• In order to prevent this, you have to have a proper air circulation system and heating that will dry the air out a bit.
• You should also space your plants at a greater distance to allow for more airflow and have floors that drain well and don’t retain moisture that can evaporate.
• Irrigate your plants early in the morning so that they can dry out before nighttime.
• Opt for glass greenhouses with steep roofs if possible since they will allow air moisture to escape. You can also use wetting agents in plastic greenhouses because they will prevent condensation forming on plants’ foliage.
5. Light Exposure
One thing a greenhouse cannot help you with is light exposure, or more precisely, the length of the day.
This isn’t an issue during summer when plants can get all the light they need, but it does become a problem during winter.
In that case, you can use artificial lamps for plants that will generate enough light to trick your plants into thinking that the day length hasn’t changed.
They work for propagation, germination, and growing actual plants, but they will increase your energy bill. Therefore, go for energy-saving bulbs and use them only to supplement natural sunlight.
And remember, all veggies need about 6-8 hours of direct light per day, so you should ensure they get that or else you won’t end up with enough fruits on your plate.
The good news is that you won’t have to water each plant individually, unless you really want to or you only have a small greenhouse to begin with. There are numerous greenhouse irrigation systems you can try, although I prefer drip watering setups.
That’s because they don’t waste water or overwater your plants, meaning there will be less moisture to evaporate, increase humidity, and cause issues for your plants.
Although, you might need more than one drip irrigation system, depending on how many different plants you have. Not all vegetables require the same amount of water, so make sure to connect only those with similar watering requirements.

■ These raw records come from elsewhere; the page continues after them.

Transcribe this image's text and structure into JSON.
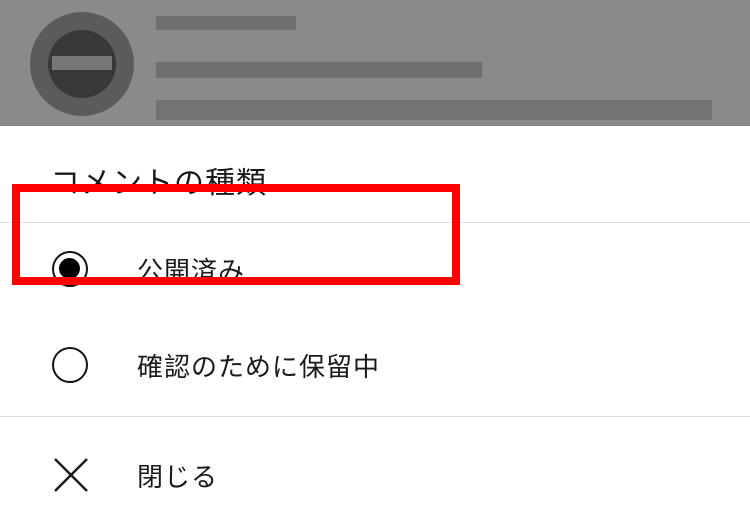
{
  "sheet": {
    "title": "コメントの種類",
    "options": [
      {
        "label": "公開済み",
        "selected": true
      },
      {
        "label": "確認のために保留中",
        "selected": false
      }
    ],
    "close_label": "閉じる"
  },
  "highlight_color": "#ff0000"
}
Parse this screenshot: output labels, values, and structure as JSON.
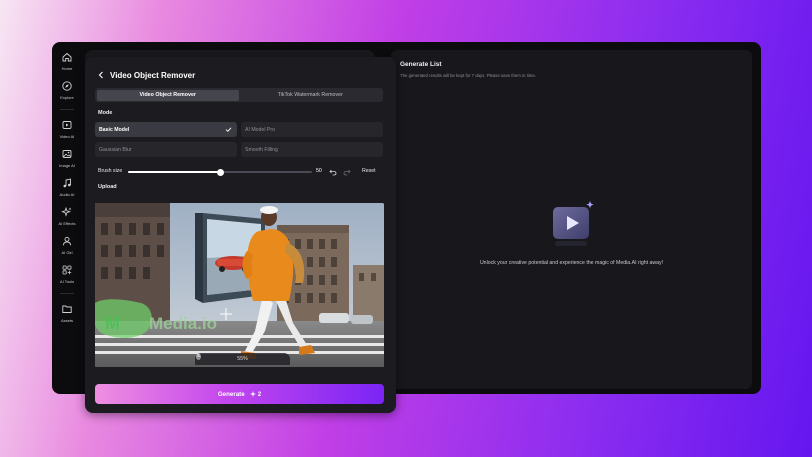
{
  "sidebar": {
    "items": [
      {
        "icon": "home-icon",
        "label": "Home"
      },
      {
        "icon": "compass-icon",
        "label": "Explore"
      },
      {
        "icon": "video-icon",
        "label": "Video AI"
      },
      {
        "icon": "image-icon",
        "label": "Image AI"
      },
      {
        "icon": "music-note-icon",
        "label": "Audio AI"
      },
      {
        "icon": "sparkles-icon",
        "label": "AI Effects"
      },
      {
        "icon": "user-icon",
        "label": "AI Girl"
      },
      {
        "icon": "tools-icon",
        "label": "AI Tools"
      },
      {
        "icon": "folder-icon",
        "label": "Assets"
      }
    ]
  },
  "tool": {
    "title": "Video Object Remover",
    "tabs": [
      {
        "label": "Video Object Remover",
        "active": true
      },
      {
        "label": "TikTok Watermark Remover",
        "active": false
      }
    ],
    "mode_label": "Mode",
    "modes": [
      {
        "label": "Basic Model",
        "selected": true
      },
      {
        "label": "AI Model Pro",
        "selected": false
      },
      {
        "label": "Gaussian Blur",
        "selected": false
      },
      {
        "label": "Smooth Filling",
        "selected": false
      }
    ],
    "brush": {
      "label": "Brush size",
      "value": 50,
      "min": 0,
      "max": 100,
      "reset": "Reset"
    },
    "upload_label": "Upload",
    "preview": {
      "watermark": "Media.io",
      "zoom": "55%"
    },
    "generate": {
      "label": "Generate",
      "credits": "2"
    }
  },
  "generate_list": {
    "title": "Generate List",
    "subtitle": "The generated results will be kept for 7 days. Please save them in time.",
    "empty_message": "Unlock your creative potential and experience the magic of Media.AI right away!"
  },
  "colors": {
    "accent_start": "#ef8fe0",
    "accent_end": "#7a24f5",
    "panel": "#1c1c20",
    "app_bg": "#0c0c0f",
    "jacket": "#e98a1c"
  }
}
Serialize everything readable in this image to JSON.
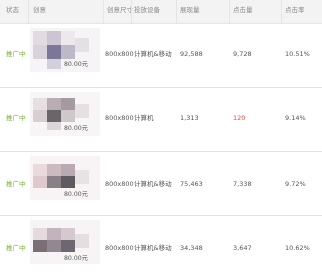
{
  "table": {
    "headers": {
      "status": "状态",
      "creative": "创意",
      "size": "创意尺寸",
      "device": "投放设备",
      "impressions": "展现量",
      "clicks": "点击量",
      "ctr": "点击率"
    },
    "rows": [
      {
        "status": "推广中",
        "price": "80.00元",
        "size": "800x800",
        "device": "计算机&移动",
        "impressions": "92,588",
        "clicks": "9,728",
        "ctr": "10.51%",
        "clicks_highlight": false
      },
      {
        "status": "推广中",
        "price": "80.00元",
        "size": "800x800",
        "device": "计算机",
        "impressions": "1,313",
        "clicks": "120",
        "ctr": "9.14%",
        "clicks_highlight": true
      },
      {
        "status": "推广中",
        "price": "80.00元",
        "size": "800x800",
        "device": "计算机&移动",
        "impressions": "75,463",
        "clicks": "7,338",
        "ctr": "9.72%",
        "clicks_highlight": false
      },
      {
        "status": "推广中",
        "price": "80.00元",
        "size": "800x800",
        "device": "计算机&移动",
        "impressions": "34,348",
        "clicks": "3,647",
        "ctr": "10.62%",
        "clicks_highlight": false
      }
    ]
  },
  "colors": {
    "status_active": "#7ab13a",
    "clicks_alert": "#e0433b",
    "header_bg": "#f3f3f3"
  }
}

Also, program your setup to irrigate your plants in the morning so that they have enough time to drink the water they need and dry out a bit before night comes. This will reduce the risk of fungal diseases by and large.
P.S. If you prefer hand watering, make sure to always water your plants at the base and don’t wet their foliage. It is a waste of water and will increase overall humidity levels.
7. Pest Control
Humid greenhouses are a breeding ground for various pests. Some of the most common pests that appear in greenhouses include aphids, thrips, and bloodworms.
The best way to prevent them from ever infesting your crops is to reduce the humidity level, but if colonization still occurs, there are some things you can do.
Monitor your plants and deal with the infestation as soon as you notice it.
If it’s still small, you can hand pick the pests or spray them with a strong flush of water to remove them. For larger infestations, try horticultural oils or pesticides if you’re not opposed to them.
You can also introduce predatory insects such as ladybugs or predatory wasps to get rid of these pests for you.
Or you can try companion planting herbs that will repel pests.
I hope these tips will help you get your greenhouse up and running in no time. There isn’t much difference between it and outdoor gardening, other than maintaining proper humidity and finding easy ways to keep your plants healthy.